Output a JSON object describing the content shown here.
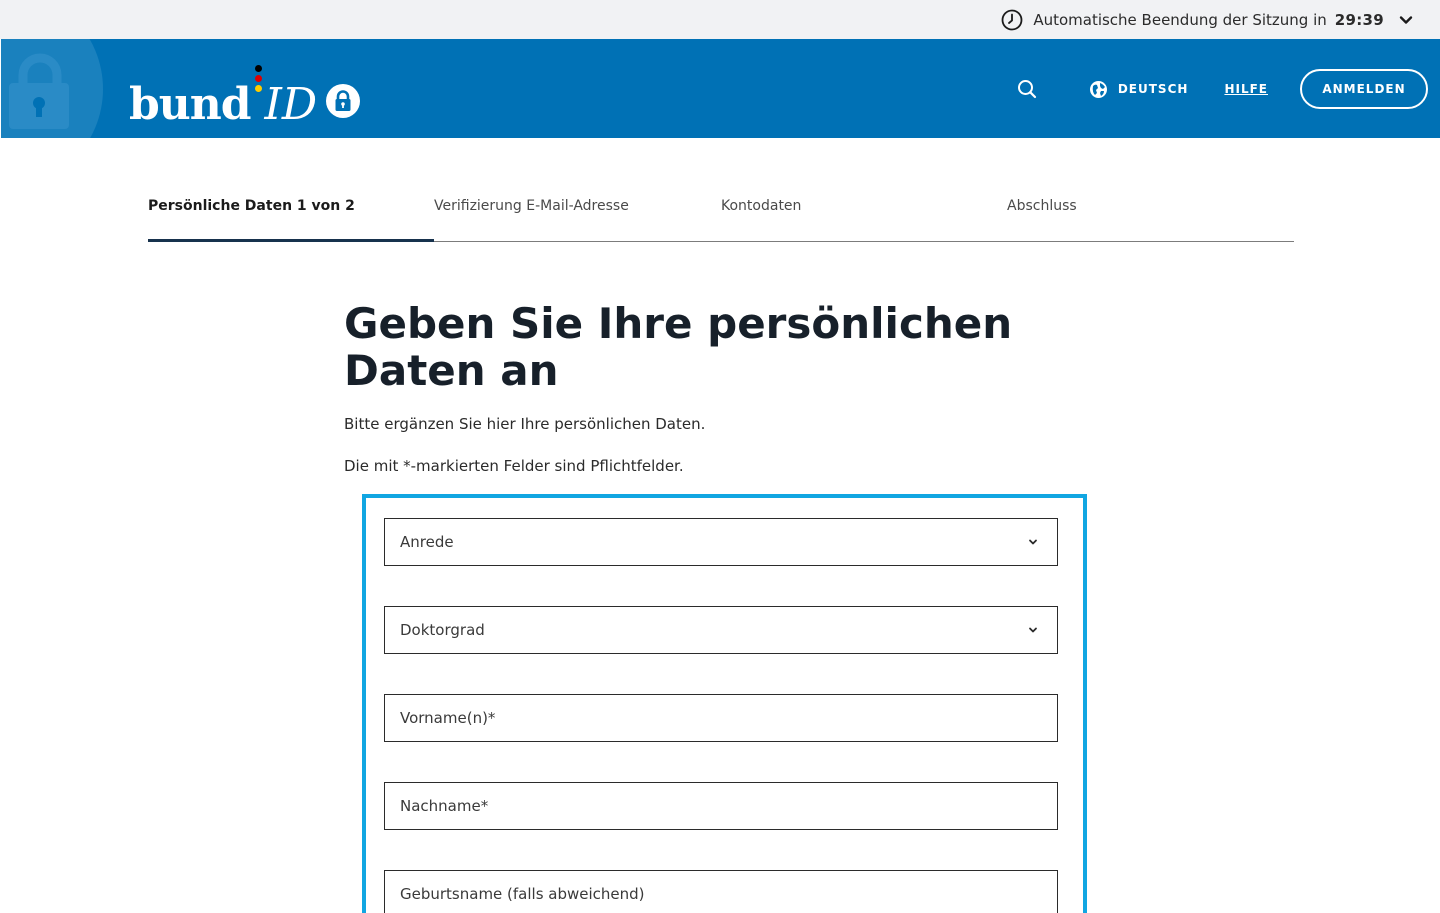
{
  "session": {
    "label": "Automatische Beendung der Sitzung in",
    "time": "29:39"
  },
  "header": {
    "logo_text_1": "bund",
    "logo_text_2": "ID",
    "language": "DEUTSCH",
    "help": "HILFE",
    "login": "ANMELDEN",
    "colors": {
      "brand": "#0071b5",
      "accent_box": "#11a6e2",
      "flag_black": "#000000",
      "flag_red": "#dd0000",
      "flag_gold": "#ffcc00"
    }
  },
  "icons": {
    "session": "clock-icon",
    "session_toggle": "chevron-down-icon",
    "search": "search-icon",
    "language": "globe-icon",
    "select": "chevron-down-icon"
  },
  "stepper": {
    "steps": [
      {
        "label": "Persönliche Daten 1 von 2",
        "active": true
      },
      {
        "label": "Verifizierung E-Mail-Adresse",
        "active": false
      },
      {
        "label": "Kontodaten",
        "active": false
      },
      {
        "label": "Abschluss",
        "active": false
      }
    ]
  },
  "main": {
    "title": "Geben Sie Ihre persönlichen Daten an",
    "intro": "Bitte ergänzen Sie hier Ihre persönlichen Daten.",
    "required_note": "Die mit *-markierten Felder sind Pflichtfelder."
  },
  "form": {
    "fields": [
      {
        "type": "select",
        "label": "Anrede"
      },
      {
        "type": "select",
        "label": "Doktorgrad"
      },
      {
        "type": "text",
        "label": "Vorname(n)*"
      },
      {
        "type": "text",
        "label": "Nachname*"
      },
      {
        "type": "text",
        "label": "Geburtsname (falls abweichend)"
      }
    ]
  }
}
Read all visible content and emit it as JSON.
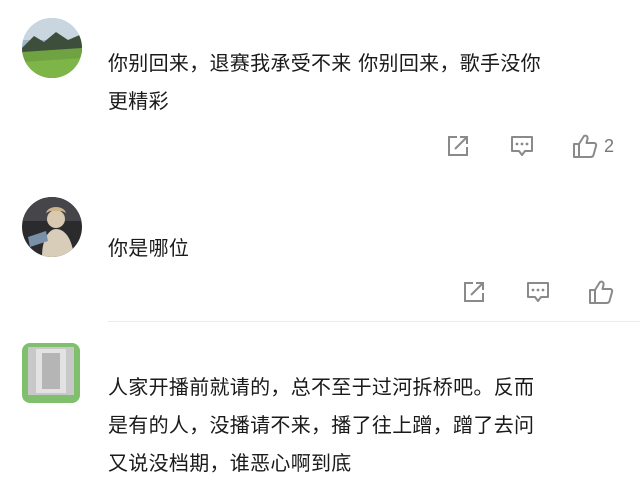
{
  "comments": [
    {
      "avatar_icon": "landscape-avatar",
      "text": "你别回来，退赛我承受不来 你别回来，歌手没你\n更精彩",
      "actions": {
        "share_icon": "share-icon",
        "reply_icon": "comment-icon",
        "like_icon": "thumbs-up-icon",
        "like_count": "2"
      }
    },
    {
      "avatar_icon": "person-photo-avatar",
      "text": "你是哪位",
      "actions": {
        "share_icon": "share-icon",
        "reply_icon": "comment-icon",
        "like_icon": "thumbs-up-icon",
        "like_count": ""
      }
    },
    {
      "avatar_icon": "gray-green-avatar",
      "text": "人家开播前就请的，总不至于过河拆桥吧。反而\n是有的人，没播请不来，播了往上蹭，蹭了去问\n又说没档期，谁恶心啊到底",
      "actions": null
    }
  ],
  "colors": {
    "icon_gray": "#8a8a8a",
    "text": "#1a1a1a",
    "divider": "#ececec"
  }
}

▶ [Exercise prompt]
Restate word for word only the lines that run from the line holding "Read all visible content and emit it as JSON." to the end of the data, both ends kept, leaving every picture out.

▶ [Response to this exercise]
Read all visible content and emit it as JSON.
{
  "comments": [
    {
      "avatar_icon": "landscape-avatar",
      "text": "你别回来，退赛我承受不来 你别回来，歌手没你\n更精彩",
      "actions": {
        "share_icon": "share-icon",
        "reply_icon": "comment-icon",
        "like_icon": "thumbs-up-icon",
        "like_count": "2"
      }
    },
    {
      "avatar_icon": "person-photo-avatar",
      "text": "你是哪位",
      "actions": {
        "share_icon": "share-icon",
        "reply_icon": "comment-icon",
        "like_icon": "thumbs-up-icon",
        "like_count": ""
      }
    },
    {
      "avatar_icon": "gray-green-avatar",
      "text": "人家开播前就请的，总不至于过河拆桥吧。反而\n是有的人，没播请不来，播了往上蹭，蹭了去问\n又说没档期，谁恶心啊到底",
      "actions": null
    }
  ],
  "colors": {
    "icon_gray": "#8a8a8a",
    "text": "#1a1a1a",
    "divider": "#ececec"
  }
}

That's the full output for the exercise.